**Web page and app entries:**
*** Block opens ***

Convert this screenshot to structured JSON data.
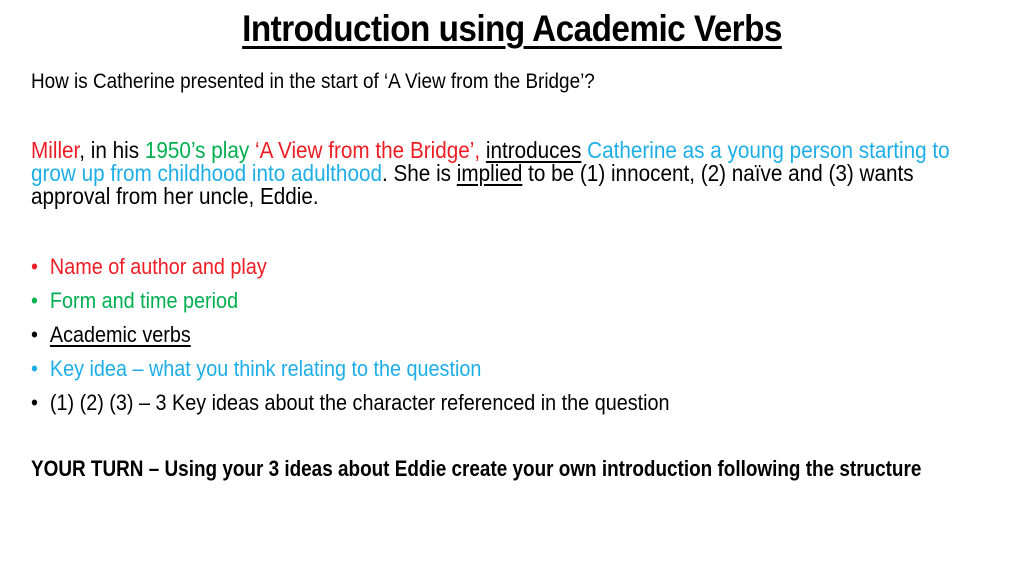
{
  "slide": {
    "title": "Introduction using Academic Verbs",
    "question": "How is Catherine presented in the start of ‘A View from the Bridge’?",
    "paragraph": {
      "author": "Miller",
      "sep1": ", in his ",
      "period": "1950’s play",
      "sep2": " ",
      "play": "‘A View from the Bridge’,",
      "sep3": " ",
      "verb1": "introduces",
      "sep4": " ",
      "key_idea": "Catherine as a young person starting to grow up from childhood into adulthood",
      "sep5": ". She is ",
      "verb2": "implied",
      "rest": " to be (1) innocent, (2) naïve and (3) wants approval from her uncle, Eddie."
    },
    "bullets": [
      {
        "text": "Name of author and play",
        "color": "#EE1D23"
      },
      {
        "text": "Form and time period",
        "color": "#00B050"
      },
      {
        "text": "Academic verbs",
        "color": "#000000"
      },
      {
        "text": "Key idea – what you think relating to the question",
        "color": "#1DAEE8"
      },
      {
        "text": "(1) (2) (3) – 3 Key ideas about the character referenced in the question",
        "color": "#000000"
      }
    ],
    "your_turn": "YOUR TURN – Using your 3 ideas about Eddie create your own introduction following the structure"
  }
}
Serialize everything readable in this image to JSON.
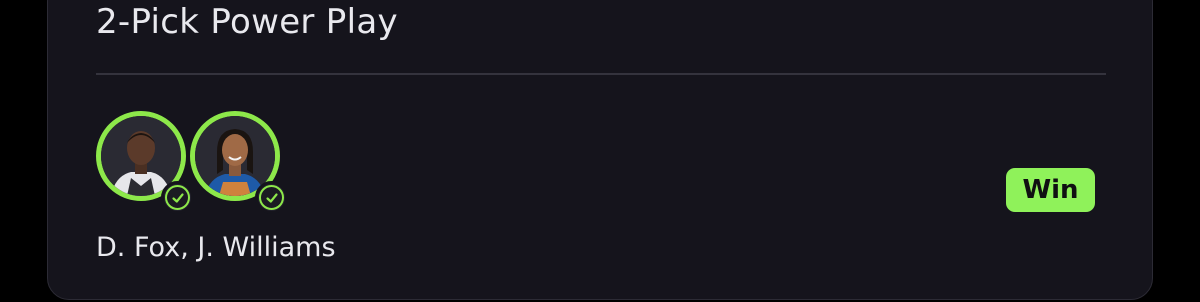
{
  "entry": {
    "title": "2-Pick Power Play",
    "players_label": "D. Fox, J. Williams",
    "result_label": "Win"
  },
  "players": [
    {
      "name": "D. Fox",
      "avatar_icon": "player-photo-icon",
      "status_icon": "check-circle-icon",
      "status": "hit"
    },
    {
      "name": "J. Williams",
      "avatar_icon": "player-photo-icon",
      "status_icon": "check-circle-icon",
      "status": "hit"
    }
  ],
  "colors": {
    "background": "#000000",
    "card": "#15141c",
    "accent_green": "#8de84a",
    "badge_green": "#8ff25a",
    "text": "#e9e9ee"
  }
}
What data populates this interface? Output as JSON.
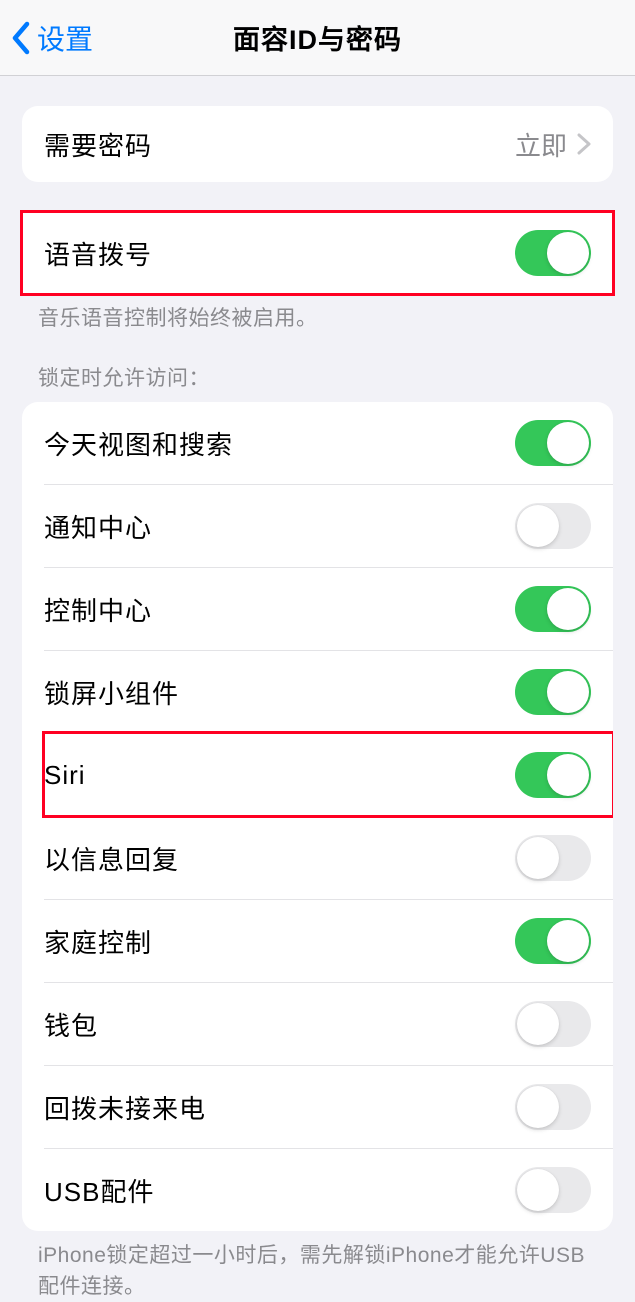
{
  "nav": {
    "back_label": "设置",
    "title": "面容ID与密码"
  },
  "passcode_group": {
    "require_passcode": {
      "label": "需要密码",
      "value": "立即"
    }
  },
  "voice_dial": {
    "label": "语音拨号",
    "on": true,
    "footer": "音乐语音控制将始终被启用。"
  },
  "lock_access": {
    "header": "锁定时允许访问：",
    "items": [
      {
        "label": "今天视图和搜索",
        "on": true,
        "highlighted": false
      },
      {
        "label": "通知中心",
        "on": false,
        "highlighted": false
      },
      {
        "label": "控制中心",
        "on": true,
        "highlighted": false
      },
      {
        "label": "锁屏小组件",
        "on": true,
        "highlighted": false
      },
      {
        "label": "Siri",
        "on": true,
        "highlighted": true
      },
      {
        "label": "以信息回复",
        "on": false,
        "highlighted": false
      },
      {
        "label": "家庭控制",
        "on": true,
        "highlighted": false
      },
      {
        "label": "钱包",
        "on": false,
        "highlighted": false
      },
      {
        "label": "回拨未接来电",
        "on": false,
        "highlighted": false
      },
      {
        "label": "USB配件",
        "on": false,
        "highlighted": false
      }
    ],
    "footer": "iPhone锁定超过一小时后，需先解锁iPhone才能允许USB配件连接。"
  }
}
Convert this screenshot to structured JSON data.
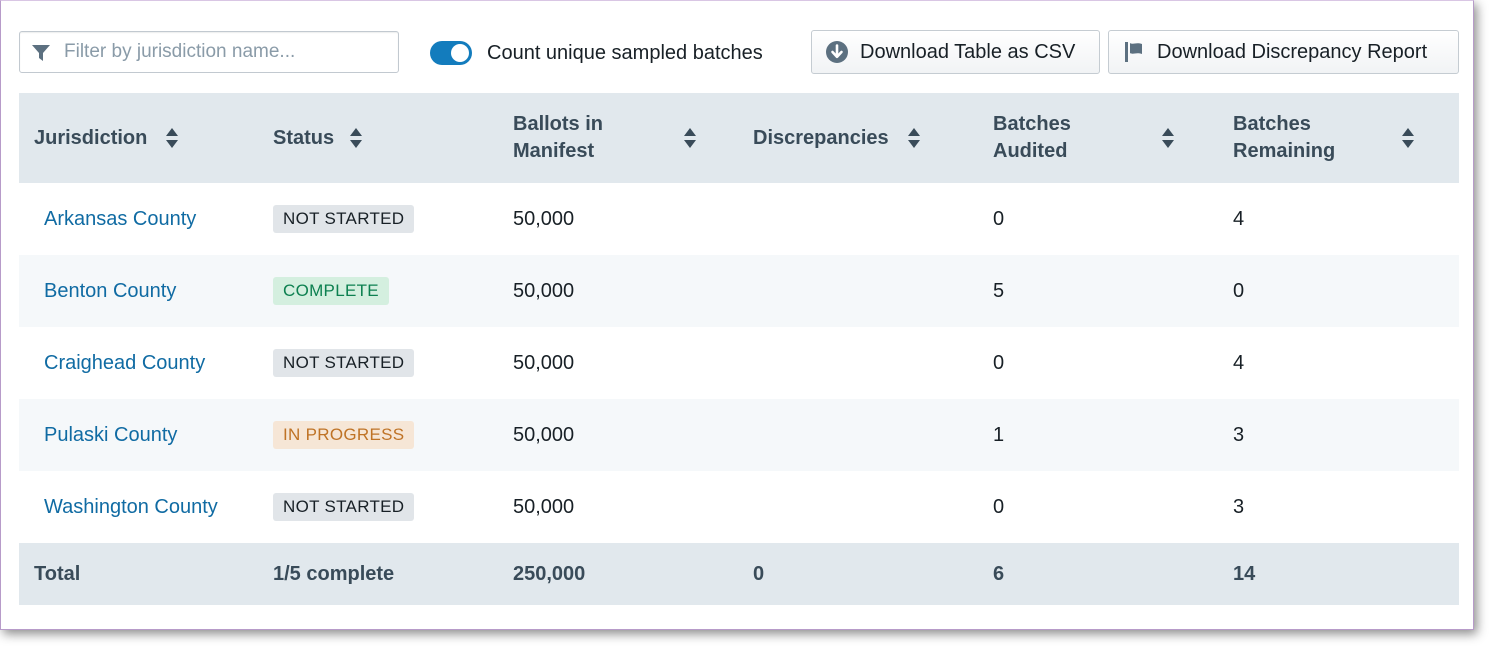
{
  "filter": {
    "placeholder": "Filter by jurisdiction name...",
    "value": ""
  },
  "toggle": {
    "label": "Count unique sampled batches",
    "checked": true
  },
  "buttons": {
    "download_csv": "Download Table as CSV",
    "download_discrepancy": "Download Discrepancy Report"
  },
  "icons": {
    "filter": "filter-icon",
    "download": "arrow-down-circle-icon",
    "flag": "flag-icon",
    "sort": "double-caret-icon"
  },
  "colors": {
    "accent": "#137cbd",
    "link": "#106ba3",
    "header_bg": "#e1e8ed",
    "complete": "#0d8050",
    "in_progress": "#bf7326"
  },
  "table": {
    "columns": [
      "Jurisdiction",
      "Status",
      "Ballots in Manifest",
      "Discrepancies",
      "Batches Audited",
      "Batches Remaining"
    ],
    "rows": [
      {
        "jurisdiction": "Arkansas County",
        "status": "NOT STARTED",
        "status_kind": "not-started",
        "ballots": "50,000",
        "discrepancies": "",
        "audited": "0",
        "remaining": "4"
      },
      {
        "jurisdiction": "Benton County",
        "status": "COMPLETE",
        "status_kind": "complete",
        "ballots": "50,000",
        "discrepancies": "",
        "audited": "5",
        "remaining": "0"
      },
      {
        "jurisdiction": "Craighead County",
        "status": "NOT STARTED",
        "status_kind": "not-started",
        "ballots": "50,000",
        "discrepancies": "",
        "audited": "0",
        "remaining": "4"
      },
      {
        "jurisdiction": "Pulaski County",
        "status": "IN PROGRESS",
        "status_kind": "in-progress",
        "ballots": "50,000",
        "discrepancies": "",
        "audited": "1",
        "remaining": "3"
      },
      {
        "jurisdiction": "Washington County",
        "status": "NOT STARTED",
        "status_kind": "not-started",
        "ballots": "50,000",
        "discrepancies": "",
        "audited": "0",
        "remaining": "3"
      }
    ],
    "total": {
      "label": "Total",
      "status": "1/5 complete",
      "ballots": "250,000",
      "discrepancies": "0",
      "audited": "6",
      "remaining": "14"
    }
  }
}
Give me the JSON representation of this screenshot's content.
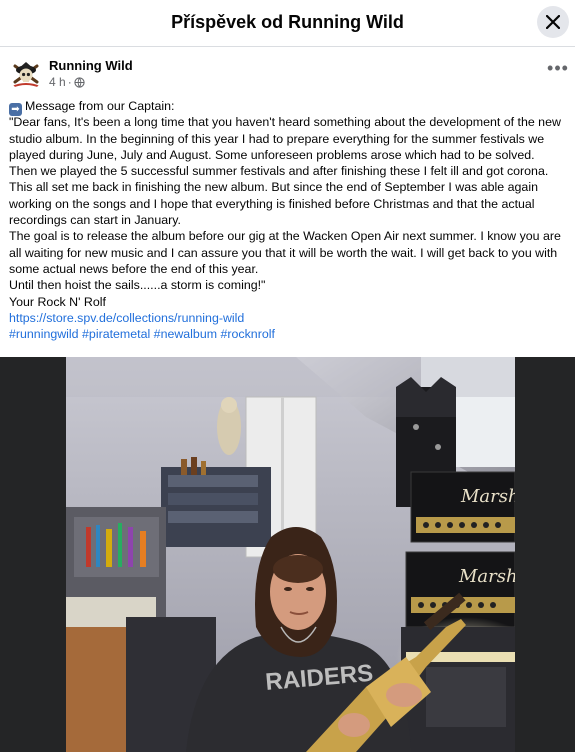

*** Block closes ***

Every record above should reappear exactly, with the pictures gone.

Convert this screenshot to structured JSON data.
{
  "slide": {
    "title": "Introduction using Academic Verbs",
    "question": "How is Catherine presented in the start of ‘A View from the Bridge’?",
    "paragraph": {
      "author": "Miller",
      "sep1": ", in his ",
      "period": "1950’s play",
      "sep2": " ",
      "play": "‘A View from the Bridge’,",
      "sep3": " ",
      "verb1": "introduces",
      "sep4": " ",
      "key_idea": "Catherine as a young person starting to grow up from childhood into adulthood",
      "sep5": ". She is ",
      "verb2": "implied",
      "rest": " to be (1) innocent, (2) naïve and (3) wants approval from her uncle, Eddie."
    },
    "bullets": [
      {
        "text": "Name of author and play",
        "color": "#EE1D23"
      },
      {
        "text": "Form and time period",
        "color": "#00B050"
      },
      {
        "text": "Academic verbs",
        "color": "#000000"
      },
      {
        "text": "Key idea – what you think relating to the question",
        "color": "#1DAEE8"
      },
      {
        "text": "(1) (2) (3) – 3 Key ideas about the character referenced in the question",
        "color": "#000000"
      }
    ],
    "your_turn": "YOUR TURN – Using your 3 ideas about Eddie create your own introduction following the structure"
  }
}
Serialize everything readable in this image to JSON.
{
  "entry": {
    "title": "2-Pick Power Play",
    "players_label": "D. Fox, J. Williams",
    "result_label": "Win"
  },
  "players": [
    {
      "name": "D. Fox",
      "avatar_icon": "player-photo-icon",
      "status_icon": "check-circle-icon",
      "status": "hit"
    },
    {
      "name": "J. Williams",
      "avatar_icon": "player-photo-icon",
      "status_icon": "check-circle-icon",
      "status": "hit"
    }
  ],
  "colors": {
    "background": "#000000",
    "card": "#15141c",
    "accent_green": "#8de84a",
    "badge_green": "#8ff25a",
    "text": "#e9e9ee"
  }
}
What data populates this interface? Output as JSON.
{
  "nav": {
    "back_label": "设置",
    "title": "面容ID与密码"
  },
  "passcode_group": {
    "require_passcode": {
      "label": "需要密码",
      "value": "立即"
    }
  },
  "voice_dial": {
    "label": "语音拨号",
    "on": true,
    "footer": "音乐语音控制将始终被启用。"
  },
  "lock_access": {
    "header": "锁定时允许访问：",
    "items": [
      {
        "label": "今天视图和搜索",
        "on": true,
        "highlighted": false
      },
      {
        "label": "通知中心",
        "on": false,
        "highlighted": false
      },
      {
        "label": "控制中心",
        "on": true,
        "highlighted": false
      },
      {
        "label": "锁屏小组件",
        "on": true,
        "highlighted": false
      },
      {
        "label": "Siri",
        "on": true,
        "highlighted": true
      },
      {
        "label": "以信息回复",
        "on": false,
        "highlighted": false
      },
      {
        "label": "家庭控制",
        "on": true,
        "highlighted": false
      },
      {
        "label": "钱包",
        "on": false,
        "highlighted": false
      },
      {
        "label": "回拨未接来电",
        "on": false,
        "highlighted": false
      },
      {
        "label": "USB配件",
        "on": false,
        "highlighted": false
      }
    ],
    "footer": "iPhone锁定超过一小时后，需先解锁iPhone才能允许USB配件连接。"
  }
}
Convert this screenshot to structured JSON data.
{
  "filter": {
    "placeholder": "Filter by jurisdiction name...",
    "value": ""
  },
  "toggle": {
    "label": "Count unique sampled batches",
    "checked": true
  },
  "buttons": {
    "download_csv": "Download Table as CSV",
    "download_discrepancy": "Download Discrepancy Report"
  },
  "icons": {
    "filter": "filter-icon",
    "download": "arrow-down-circle-icon",
    "flag": "flag-icon",
    "sort": "double-caret-icon"
  },
  "colors": {
    "accent": "#137cbd",
    "link": "#106ba3",
    "header_bg": "#e1e8ed",
    "complete": "#0d8050",
    "in_progress": "#bf7326"
  },
  "table": {
    "columns": [
      "Jurisdiction",
      "Status",
      "Ballots in Manifest",
      "Discrepancies",
      "Batches Audited",
      "Batches Remaining"
    ],
    "rows": [
      {
        "jurisdiction": "Arkansas County",
        "status": "NOT STARTED",
        "status_kind": "not-started",
        "ballots": "50,000",
        "discrepancies": "",
        "audited": "0",
        "remaining": "4"
      },
      {
        "jurisdiction": "Benton County",
        "status": "COMPLETE",
        "status_kind": "complete",
        "ballots": "50,000",
        "discrepancies": "",
        "audited": "5",
        "remaining": "0"
      },
      {
        "jurisdiction": "Craighead County",
        "status": "NOT STARTED",
        "status_kind": "not-started",
        "ballots": "50,000",
        "discrepancies": "",
        "audited": "0",
        "remaining": "4"
      },
      {
        "jurisdiction": "Pulaski County",
        "status": "IN PROGRESS",
        "status_kind": "in-progress",
        "ballots": "50,000",
        "discrepancies": "",
        "audited": "1",
        "remaining": "3"
      },
      {
        "jurisdiction": "Washington County",
        "status": "NOT STARTED",
        "status_kind": "not-started",
        "ballots": "50,000",
        "discrepancies": "",
        "audited": "0",
        "remaining": "3"
      }
    ],
    "total": {
      "label": "Total",
      "status": "1/5 complete",
      "ballots": "250,000",
      "discrepancies": "0",
      "audited": "6",
      "remaining": "14"
    }
  }
}
Give me the JSON representation of this screenshot's content.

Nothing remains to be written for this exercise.